  4. Wow, I am SO surprised by this review. You never like verse novels, and also the multiple POV shifts seem like they would put you off. Those are the two reasons I didn’t request this one. I was really excited about the themes, but the writing scared me. I wish now that I had gotten it. Now I’m really excited for it, even though I had heard negative things from other people.

    Also, yay RENT references! And I love that Angel ends up with a happy relationship.
    Bekka @ Pretty Deadly Reviews recently posted…Stacking the Shelves and the Sunday PostMy Profile

  5. Lyn Kaye says:

    I have wanted another trans-fiction read after I was disappointed in Luna, and this one sounds like a real winner!
    Lyn Kaye recently posted…Top Ten Tuesday: Ten Books I Was Forced to ReadMy Profile

  6. I really want to read this one now. Though I am really not fond of books written in verse. So I’m a little uneasy about reading it.
    Alexia @ Adventures in Reading recently posted…Stacking the Shelves #14My Profile

  7. Ooh, this sounds really good–I need to check it out soon. Haven’t been reading as many verse novels lately.
    Stephanie Parent recently posted…Blog Tour: Homecoming by Cecilia RobertMy Profile

  8. Molli says:

    YES, I also definitely felt like Angel was a nod to RENT’s Angel, which made me cry. I listened to some of the Rent soundtrack while I read this, actually. It resonated with me, and I loved loved the style and the differences. I was so nervous about this one but ended up really, really liking it. So so happy you did too, girl. YAY that you can like a verse book!
    Molli recently posted…Molli & Marie’s (Almost) Infinite Playlist!My Profile
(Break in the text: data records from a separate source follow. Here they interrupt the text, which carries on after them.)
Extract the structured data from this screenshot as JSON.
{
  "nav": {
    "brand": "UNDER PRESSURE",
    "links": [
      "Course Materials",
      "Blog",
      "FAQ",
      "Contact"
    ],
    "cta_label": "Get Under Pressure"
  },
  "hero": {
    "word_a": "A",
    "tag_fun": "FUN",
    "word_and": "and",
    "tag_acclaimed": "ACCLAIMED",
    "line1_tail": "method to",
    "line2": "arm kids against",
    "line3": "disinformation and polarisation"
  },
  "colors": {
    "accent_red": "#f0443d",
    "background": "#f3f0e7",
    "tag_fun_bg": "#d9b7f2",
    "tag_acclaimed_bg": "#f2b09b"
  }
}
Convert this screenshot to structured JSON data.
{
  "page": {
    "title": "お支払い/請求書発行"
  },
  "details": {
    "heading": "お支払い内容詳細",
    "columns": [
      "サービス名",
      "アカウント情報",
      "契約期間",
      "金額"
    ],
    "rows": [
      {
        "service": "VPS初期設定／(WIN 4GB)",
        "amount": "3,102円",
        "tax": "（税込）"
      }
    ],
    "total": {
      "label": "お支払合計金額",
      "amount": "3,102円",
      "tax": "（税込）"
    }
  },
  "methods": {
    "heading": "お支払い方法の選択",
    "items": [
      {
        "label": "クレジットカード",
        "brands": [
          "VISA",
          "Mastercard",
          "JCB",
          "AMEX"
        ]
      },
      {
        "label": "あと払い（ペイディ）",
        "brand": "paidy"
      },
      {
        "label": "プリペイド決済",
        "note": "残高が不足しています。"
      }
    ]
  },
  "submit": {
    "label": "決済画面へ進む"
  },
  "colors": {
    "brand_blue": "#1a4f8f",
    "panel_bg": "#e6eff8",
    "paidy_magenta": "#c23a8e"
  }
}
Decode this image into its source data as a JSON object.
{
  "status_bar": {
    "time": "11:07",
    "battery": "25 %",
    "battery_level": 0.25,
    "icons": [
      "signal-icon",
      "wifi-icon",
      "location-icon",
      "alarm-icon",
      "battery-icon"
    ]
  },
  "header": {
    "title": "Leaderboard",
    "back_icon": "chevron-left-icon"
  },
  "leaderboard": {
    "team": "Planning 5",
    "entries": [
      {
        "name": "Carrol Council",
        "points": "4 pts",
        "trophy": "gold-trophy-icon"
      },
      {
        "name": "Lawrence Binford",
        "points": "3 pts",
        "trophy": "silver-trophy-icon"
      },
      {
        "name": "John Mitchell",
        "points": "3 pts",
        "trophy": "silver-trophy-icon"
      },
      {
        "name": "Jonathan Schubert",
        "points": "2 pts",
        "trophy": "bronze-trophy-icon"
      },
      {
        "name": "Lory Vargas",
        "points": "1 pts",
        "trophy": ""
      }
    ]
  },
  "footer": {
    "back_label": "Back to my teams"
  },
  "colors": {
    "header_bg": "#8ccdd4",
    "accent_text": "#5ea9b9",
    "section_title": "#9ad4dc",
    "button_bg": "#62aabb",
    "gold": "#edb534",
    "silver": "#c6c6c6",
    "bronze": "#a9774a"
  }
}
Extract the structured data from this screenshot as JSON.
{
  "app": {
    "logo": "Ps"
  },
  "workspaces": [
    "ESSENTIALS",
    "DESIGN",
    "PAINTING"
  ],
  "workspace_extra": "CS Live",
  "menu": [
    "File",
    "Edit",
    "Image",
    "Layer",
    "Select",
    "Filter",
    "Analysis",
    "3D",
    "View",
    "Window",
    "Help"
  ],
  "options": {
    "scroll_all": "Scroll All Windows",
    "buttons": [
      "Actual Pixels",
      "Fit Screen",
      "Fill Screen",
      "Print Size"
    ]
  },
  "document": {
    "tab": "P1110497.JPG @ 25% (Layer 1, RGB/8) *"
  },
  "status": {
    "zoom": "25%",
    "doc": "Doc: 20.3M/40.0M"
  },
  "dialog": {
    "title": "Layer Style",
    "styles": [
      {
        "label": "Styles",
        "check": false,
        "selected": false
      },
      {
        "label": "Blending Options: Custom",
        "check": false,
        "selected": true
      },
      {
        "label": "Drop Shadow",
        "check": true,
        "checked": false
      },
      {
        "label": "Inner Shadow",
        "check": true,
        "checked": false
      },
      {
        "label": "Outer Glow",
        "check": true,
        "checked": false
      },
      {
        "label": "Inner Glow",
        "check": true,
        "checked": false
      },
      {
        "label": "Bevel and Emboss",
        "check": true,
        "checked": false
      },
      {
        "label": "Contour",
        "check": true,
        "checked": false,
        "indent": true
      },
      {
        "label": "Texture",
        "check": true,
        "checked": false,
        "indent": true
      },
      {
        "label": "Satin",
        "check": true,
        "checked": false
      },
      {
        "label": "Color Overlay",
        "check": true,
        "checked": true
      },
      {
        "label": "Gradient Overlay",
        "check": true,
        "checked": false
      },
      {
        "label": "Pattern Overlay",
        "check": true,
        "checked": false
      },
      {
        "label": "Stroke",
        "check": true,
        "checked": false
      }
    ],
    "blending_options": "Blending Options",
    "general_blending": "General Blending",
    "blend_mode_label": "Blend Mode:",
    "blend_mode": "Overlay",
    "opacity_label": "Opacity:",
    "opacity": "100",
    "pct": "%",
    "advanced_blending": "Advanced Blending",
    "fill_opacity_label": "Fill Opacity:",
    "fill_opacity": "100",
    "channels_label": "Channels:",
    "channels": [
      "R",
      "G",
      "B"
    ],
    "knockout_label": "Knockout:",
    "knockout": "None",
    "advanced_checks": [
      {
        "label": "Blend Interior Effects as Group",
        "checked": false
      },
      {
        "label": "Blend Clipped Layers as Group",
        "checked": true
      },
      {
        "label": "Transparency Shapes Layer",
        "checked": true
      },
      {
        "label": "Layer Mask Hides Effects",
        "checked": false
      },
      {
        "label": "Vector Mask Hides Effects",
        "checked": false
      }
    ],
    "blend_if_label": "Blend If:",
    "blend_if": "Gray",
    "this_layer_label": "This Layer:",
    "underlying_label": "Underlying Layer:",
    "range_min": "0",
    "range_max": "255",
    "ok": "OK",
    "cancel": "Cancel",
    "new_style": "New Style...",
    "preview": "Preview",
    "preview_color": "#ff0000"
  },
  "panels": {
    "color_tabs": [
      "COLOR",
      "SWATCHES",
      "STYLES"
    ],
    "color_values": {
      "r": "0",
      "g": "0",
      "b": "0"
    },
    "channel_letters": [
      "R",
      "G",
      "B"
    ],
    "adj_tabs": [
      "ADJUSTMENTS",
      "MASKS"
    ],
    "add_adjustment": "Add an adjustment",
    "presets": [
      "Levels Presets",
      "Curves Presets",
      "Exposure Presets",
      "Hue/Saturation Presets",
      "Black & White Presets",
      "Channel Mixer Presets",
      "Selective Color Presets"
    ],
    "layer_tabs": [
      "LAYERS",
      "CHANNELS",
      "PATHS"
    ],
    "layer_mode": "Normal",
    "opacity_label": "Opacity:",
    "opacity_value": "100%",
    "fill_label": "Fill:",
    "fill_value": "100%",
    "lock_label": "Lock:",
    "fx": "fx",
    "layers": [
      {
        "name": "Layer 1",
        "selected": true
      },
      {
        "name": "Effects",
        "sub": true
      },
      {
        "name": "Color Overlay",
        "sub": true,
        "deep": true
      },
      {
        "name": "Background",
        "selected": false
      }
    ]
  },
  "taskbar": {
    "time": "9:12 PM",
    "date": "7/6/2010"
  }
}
  9. Wow, this sounds so good! I love reading LGBT fiction and I haven’t read a book on this particular topic before. I’ve seen the name going around quite a bit, but didn’t really know what it’s about. So, after reading your review, I’m definitely going to go add this to my TBR pile!
    Miranda @ Tempest Books recently posted…Completed & Not-So-Completed Book SeriesMy Profile

  10. Angie F. says:

    I’m so glad that you found a verse novel that worked for you! I’ve really grown to love them this past year, and Freakboy sounds like one I need to get my hands on!
    Angie F. recently posted…Review: Of Beast and Beauty by Stacey JayMy Profile

Leave a Reply

Your email address will not be published. Required fields are marked *

CommentLuv badge